The Houston Astros were the first to be punished
Until the COVID-19 pandemic brought spring training to a halt, almost the entire MLB offseason was consumed by the Houston Astros’ sign-stealing scandal during the 2017 and ’18 seasons.
Rivals had long suspected that the Houston Astros had been stealing signs, but a report by The Athletic last November revealed that the 2017 world champions had been doing so in a fashion that violated MLB rules governing the use of technology.
Former Astros pitcher Mike Fiers told reporters that the Astros used a centerfield camera at home games to monitor the signs of opposing catchers. Players or staff watching the video feed behind the dugout relayed information to batters in real-time on what pitch to expect.
MLB officials investigated and came down hard on the Astros organization in a disciplinary action that dominated the news during spring training. General manager Jeff Luhnow and manager AJ Hinch were issued year-long suspensions, although the Astros’ owner subsequently fired them. Commissioner Rob Manfred also fined the Astros $5 million, the maximum allowed, and ordered the forfeiture of draft picks.
Chicanery by the Boston Red Sox was less serious
In April, MLB concluded its investigation into sign stealing by the Boston Red Sox during their 2018 World Series championship season. The Red Sox were docked a pick in this week’s draft, but the findings of the commissioner’s office pointed to relatively minor misbehavior.
The final report pinned primary responsibility on a video replay operator and concluded the instances were relatively isolated. The investigation determined that the team employee was relaying the catchers’ signals to Boston runners on second base, who would then tip Red Sox batters on the expected pitch.
Simmering beneath the surface during MLB’s investigations of the Astros and Red Sox were questions about what commissioner Rob Manfred learned in 2017 about behavior by the New York Yankees. It’s known that the Yankees and Red Sox were fined undisclosed amounts after the clubs made claims against each other that season. The Yankees believed the Red Sox were using Apple Watch technology to relay information; the Red Sox accused the Yankees of pointing TV cameras into their dugout.

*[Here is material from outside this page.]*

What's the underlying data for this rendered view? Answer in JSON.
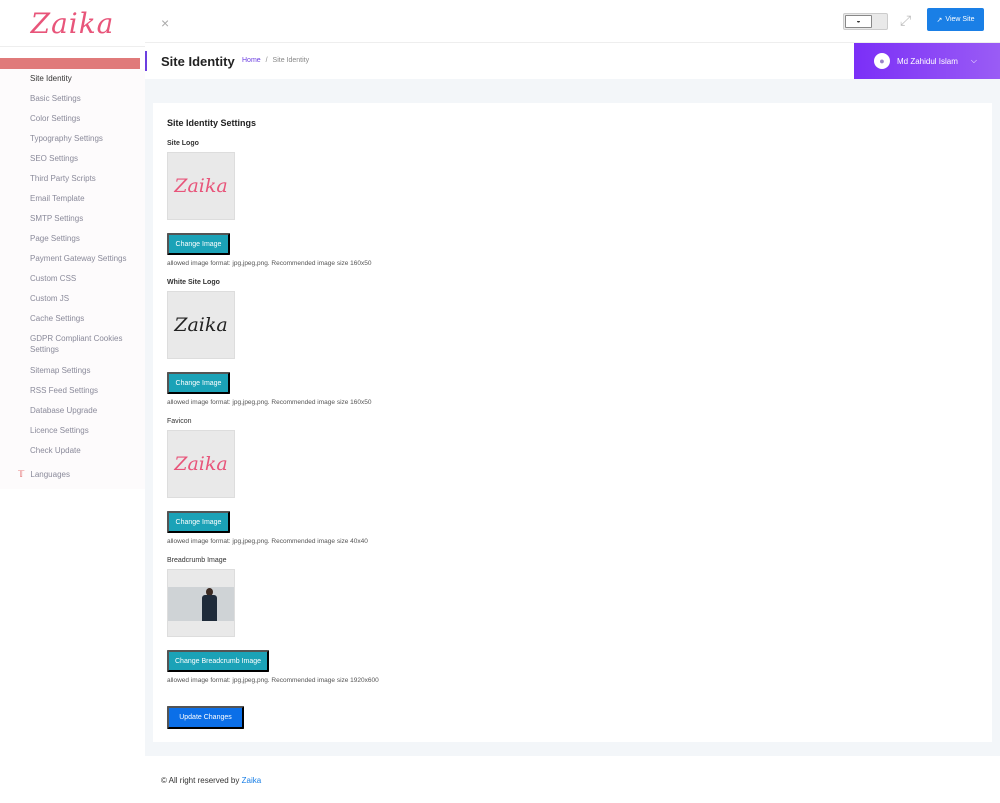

Did the New York Yankees do more than was disclosed?
The official explanation of MLB’s fine of the New York Yankees in 2017 was that it concerned the improper use of a bullpen phone during the previous season.
Now, however, baseball fans are about to find out what else might have been mentioned in commissioner Rob Manfred’s letter spelling out the punishment. On Friday, U.S. District Judge Jed Rakoff ordered the Yankees to turn over that letter by Monday afternoon, according to The Athletic.
Rakoff’s order is tied to a lawsuit that participants in DraftKings fantasy sports betting filed accusing MLB, the Astros, and the Red Sox of defrauding them via the stealing of signs. Rakoff previously dismissed that suit, but the case has been appealed to the Circuit Court of Appeals.
The DraftKings plaintiffs allege that the behavior by the Yankees, world champions 27 times, as far back as 2015 was more substantial than just a technical violation of MLB rules that existed at the time. The basis of their suspicion is unknown.
The Yankees and MLB are citing the need for confidentiality in investigations of improper conduct as the basis for wanting to keep the commissioner’s letter private. However, Rakoff called the privacy interests “modest at best, and not nearly strong enough to overcome the robust presumption of access that attaches to the Yankees Letter.”